While no other buildings have the architectural significance of Little Flower Church and Union Station, several notable older buildings, such as the Latino Community Development Agency building, contribute to the character of the area and could be incorporated into development projects if economically feasible.”
Yes, yes, I know it’s in downtown Tulsa, not in downtown Oklahoma City. And yes, I realize there are those of you who might take this post as a sign that OKC Central is being taken over by the Tulsa World. Now, relax, and take this as it’s intended – an interesting glimpse at the renovations underway at the Mayo Hotel in Tulsa. It’s a cool project, and the Mayo is to Tulsa what the Skirvin is to Oklahoma City. Both hotels share glorious pasts through the 1960s, only to be sadly neglected in the 1980s and 1990s. We all know about the Skirvin’s rebirth; it’s interesting to compare it to what’s underway at the Mayo.
The player, by the way, is a bit weird. Just hit the first button on the left bottom row that says “Mayo.”
They say that all journalists are cynical and are harbingers of only bad news. I’m not arguing that my profession probably deserves a lot of the criticisms it gets day to day. But I’ll be the first to admit I’m the type to root for the underdog. And Marva Ellard was definitely the underdog when she bought the Sieber Hotel more than a decade ago. Once a MidTown landmark, at 1305 N Hudson, the property was a mess by the 1990s.
For whatever reason, Ellard had plenty of doubters. Two city council members seemed intent on sinking her project at one point. Other downtown developers tried to place doubt as to whether she could ever pull it off.
And yet Marva pulled it off.
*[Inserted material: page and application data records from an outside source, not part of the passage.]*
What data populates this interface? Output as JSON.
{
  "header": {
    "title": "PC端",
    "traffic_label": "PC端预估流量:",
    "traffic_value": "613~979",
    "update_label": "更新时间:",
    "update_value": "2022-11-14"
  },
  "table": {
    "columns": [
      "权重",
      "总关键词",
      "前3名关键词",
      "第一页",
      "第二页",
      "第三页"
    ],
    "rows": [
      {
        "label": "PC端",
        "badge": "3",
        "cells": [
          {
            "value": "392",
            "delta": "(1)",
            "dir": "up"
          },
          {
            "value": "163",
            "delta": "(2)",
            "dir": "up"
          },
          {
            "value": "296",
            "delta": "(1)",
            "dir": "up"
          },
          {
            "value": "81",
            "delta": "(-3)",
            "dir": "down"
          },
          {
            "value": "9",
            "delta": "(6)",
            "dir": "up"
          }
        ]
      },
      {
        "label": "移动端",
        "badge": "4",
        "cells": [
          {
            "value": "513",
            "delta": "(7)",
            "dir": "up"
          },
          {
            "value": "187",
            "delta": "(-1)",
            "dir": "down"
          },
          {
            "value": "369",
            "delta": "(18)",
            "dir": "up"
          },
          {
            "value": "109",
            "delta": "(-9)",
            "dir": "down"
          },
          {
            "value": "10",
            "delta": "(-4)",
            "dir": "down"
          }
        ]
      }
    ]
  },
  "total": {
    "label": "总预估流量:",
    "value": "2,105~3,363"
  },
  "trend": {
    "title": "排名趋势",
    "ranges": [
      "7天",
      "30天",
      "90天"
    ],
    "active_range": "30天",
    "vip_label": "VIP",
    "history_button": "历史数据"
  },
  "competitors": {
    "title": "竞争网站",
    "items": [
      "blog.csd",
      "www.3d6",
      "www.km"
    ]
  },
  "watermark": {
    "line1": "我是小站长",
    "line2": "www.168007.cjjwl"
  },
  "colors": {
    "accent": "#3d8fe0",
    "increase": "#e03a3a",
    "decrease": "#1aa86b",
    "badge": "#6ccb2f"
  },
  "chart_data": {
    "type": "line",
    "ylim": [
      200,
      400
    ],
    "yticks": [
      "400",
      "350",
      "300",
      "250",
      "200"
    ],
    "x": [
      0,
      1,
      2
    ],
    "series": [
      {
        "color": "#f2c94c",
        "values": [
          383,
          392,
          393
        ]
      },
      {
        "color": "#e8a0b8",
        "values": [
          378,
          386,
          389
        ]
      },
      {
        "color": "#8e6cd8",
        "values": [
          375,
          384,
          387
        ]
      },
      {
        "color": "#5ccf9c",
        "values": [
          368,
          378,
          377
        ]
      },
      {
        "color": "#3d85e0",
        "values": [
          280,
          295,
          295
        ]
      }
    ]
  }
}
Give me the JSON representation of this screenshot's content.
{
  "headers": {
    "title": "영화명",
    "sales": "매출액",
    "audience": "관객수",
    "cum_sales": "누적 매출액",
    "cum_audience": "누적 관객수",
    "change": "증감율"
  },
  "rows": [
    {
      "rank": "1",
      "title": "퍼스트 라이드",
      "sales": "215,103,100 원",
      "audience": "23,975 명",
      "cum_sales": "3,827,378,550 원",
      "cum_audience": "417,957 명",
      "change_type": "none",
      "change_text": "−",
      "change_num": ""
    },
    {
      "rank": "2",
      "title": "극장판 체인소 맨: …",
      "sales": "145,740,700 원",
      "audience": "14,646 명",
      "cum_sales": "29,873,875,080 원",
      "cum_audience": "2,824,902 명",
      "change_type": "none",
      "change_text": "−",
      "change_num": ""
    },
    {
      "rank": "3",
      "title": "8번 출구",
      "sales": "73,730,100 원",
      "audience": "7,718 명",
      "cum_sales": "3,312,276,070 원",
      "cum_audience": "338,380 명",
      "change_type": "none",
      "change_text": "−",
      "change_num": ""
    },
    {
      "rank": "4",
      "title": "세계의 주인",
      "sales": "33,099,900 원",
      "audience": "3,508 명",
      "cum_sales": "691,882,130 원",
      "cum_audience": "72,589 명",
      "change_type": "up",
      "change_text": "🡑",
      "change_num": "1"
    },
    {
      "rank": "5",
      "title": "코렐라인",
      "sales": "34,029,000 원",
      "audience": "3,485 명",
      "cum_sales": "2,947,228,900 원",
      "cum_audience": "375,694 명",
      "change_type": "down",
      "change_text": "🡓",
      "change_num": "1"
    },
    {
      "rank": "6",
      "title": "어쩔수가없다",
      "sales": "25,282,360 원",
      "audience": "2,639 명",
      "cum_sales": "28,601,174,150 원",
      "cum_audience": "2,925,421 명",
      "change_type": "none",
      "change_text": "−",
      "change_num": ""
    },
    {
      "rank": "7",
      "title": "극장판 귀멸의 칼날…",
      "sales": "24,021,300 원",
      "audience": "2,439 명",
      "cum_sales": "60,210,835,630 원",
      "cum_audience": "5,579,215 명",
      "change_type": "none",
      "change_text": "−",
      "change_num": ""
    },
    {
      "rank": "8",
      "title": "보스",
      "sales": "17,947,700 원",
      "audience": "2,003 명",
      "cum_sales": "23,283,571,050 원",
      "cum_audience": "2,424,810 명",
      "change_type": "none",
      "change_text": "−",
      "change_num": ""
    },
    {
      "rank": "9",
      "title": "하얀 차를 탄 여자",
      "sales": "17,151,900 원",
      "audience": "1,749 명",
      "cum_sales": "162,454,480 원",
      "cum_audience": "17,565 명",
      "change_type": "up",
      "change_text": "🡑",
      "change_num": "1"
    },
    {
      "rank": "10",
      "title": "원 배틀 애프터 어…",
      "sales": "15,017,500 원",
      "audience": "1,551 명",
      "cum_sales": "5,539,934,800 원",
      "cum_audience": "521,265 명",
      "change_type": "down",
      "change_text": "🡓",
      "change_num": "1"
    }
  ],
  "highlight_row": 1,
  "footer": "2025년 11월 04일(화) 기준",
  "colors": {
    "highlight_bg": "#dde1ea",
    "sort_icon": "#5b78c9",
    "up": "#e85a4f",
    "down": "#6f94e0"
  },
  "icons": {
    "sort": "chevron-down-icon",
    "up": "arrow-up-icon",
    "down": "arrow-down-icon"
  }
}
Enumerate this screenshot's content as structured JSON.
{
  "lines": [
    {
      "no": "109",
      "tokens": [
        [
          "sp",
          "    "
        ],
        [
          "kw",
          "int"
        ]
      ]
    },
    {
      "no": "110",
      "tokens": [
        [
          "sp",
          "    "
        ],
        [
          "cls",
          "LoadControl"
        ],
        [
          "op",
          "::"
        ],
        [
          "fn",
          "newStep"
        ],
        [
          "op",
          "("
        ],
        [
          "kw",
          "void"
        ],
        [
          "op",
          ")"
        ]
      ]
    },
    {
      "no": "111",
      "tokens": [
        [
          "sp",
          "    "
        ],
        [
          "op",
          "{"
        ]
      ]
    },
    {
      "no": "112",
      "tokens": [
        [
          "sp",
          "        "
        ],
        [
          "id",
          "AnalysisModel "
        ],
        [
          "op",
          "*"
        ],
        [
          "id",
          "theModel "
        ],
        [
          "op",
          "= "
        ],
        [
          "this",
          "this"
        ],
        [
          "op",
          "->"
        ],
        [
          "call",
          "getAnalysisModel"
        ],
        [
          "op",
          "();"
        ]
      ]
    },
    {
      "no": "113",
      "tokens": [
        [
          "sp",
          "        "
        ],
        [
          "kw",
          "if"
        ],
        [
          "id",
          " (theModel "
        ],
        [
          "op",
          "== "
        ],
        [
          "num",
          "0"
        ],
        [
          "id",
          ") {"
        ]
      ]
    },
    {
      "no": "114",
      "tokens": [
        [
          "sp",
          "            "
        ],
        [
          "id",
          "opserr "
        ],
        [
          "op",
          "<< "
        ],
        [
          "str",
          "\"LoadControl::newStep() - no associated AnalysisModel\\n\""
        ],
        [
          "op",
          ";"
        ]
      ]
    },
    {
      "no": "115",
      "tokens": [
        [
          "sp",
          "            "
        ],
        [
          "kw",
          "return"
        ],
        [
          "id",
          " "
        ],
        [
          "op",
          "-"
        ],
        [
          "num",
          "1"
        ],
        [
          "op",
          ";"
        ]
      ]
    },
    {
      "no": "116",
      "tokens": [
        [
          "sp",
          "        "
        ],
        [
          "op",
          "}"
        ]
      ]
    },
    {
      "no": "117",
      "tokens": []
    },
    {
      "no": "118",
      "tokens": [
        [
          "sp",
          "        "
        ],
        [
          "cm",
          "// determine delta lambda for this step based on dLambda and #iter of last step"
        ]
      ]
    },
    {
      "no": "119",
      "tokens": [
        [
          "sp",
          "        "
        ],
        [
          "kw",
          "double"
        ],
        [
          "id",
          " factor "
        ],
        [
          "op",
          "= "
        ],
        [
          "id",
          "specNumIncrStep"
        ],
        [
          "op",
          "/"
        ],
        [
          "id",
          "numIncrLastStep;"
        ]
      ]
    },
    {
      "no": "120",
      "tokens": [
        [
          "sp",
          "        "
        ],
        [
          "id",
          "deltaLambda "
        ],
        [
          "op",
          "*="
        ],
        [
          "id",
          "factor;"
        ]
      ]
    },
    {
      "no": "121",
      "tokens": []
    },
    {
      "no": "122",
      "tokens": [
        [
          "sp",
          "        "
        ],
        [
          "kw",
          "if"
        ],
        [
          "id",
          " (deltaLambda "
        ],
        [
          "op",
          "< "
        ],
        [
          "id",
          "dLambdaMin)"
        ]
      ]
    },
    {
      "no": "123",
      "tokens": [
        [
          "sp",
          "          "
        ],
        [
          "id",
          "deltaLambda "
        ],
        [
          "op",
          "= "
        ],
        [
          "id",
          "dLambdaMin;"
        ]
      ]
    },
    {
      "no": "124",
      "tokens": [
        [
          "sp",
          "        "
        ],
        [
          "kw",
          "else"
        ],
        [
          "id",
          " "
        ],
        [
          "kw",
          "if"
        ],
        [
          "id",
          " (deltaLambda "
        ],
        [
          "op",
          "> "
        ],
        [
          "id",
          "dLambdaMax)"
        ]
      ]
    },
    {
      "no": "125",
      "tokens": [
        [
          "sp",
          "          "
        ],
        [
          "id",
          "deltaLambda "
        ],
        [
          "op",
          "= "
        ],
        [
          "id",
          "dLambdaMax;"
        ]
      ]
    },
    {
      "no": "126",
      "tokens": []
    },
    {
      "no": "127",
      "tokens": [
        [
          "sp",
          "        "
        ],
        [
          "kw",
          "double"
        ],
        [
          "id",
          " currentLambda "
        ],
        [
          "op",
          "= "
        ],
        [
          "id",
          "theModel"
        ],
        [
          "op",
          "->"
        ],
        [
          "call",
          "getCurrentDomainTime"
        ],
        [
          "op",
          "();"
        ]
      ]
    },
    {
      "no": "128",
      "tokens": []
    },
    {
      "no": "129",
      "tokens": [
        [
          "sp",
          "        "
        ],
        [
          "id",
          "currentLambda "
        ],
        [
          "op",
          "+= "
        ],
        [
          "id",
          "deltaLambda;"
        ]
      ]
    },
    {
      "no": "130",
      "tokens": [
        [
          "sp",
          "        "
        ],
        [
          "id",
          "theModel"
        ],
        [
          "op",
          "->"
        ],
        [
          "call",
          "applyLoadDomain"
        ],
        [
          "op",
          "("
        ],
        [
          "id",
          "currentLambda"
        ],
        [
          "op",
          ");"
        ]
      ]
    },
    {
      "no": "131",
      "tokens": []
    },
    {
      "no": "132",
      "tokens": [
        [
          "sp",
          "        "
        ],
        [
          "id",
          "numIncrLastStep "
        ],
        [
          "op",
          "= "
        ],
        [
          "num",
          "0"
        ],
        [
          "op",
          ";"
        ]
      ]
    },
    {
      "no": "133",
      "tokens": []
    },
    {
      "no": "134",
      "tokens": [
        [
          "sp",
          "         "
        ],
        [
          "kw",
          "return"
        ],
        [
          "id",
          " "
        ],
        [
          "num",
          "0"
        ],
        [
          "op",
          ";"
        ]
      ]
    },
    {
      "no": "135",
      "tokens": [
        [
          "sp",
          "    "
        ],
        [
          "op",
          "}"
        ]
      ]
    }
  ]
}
I had a lot of fun covering this this past decade, and in conjunction with my coverage today, I thought I’d share a pictorial journey through the good and bad times of the Sieber Hotel.
The Sieber Hotel during its “glory days.”
The Sieber Hotel – during not so glorious days (circa 2001)
Marva Ellard gets to work on the lobby.
This building will not fall!
Marva Ellard looks upward at the skylight in the Sieber lobby - maybe for some divine guidence….
Window restoration – one of the most complicated and expensive items on any historic tax credit project, begins (circa 2007)
The old mosaic tile floor in the Sieber lobby is revealed to be incredibly intact.
The former Sieber butcher shop and grocery, once barely standing during early renovations, is back in top shape by fall 2008.
The completed lobby – one of many wonderful photos shot by Paul Southerland during a recent tour.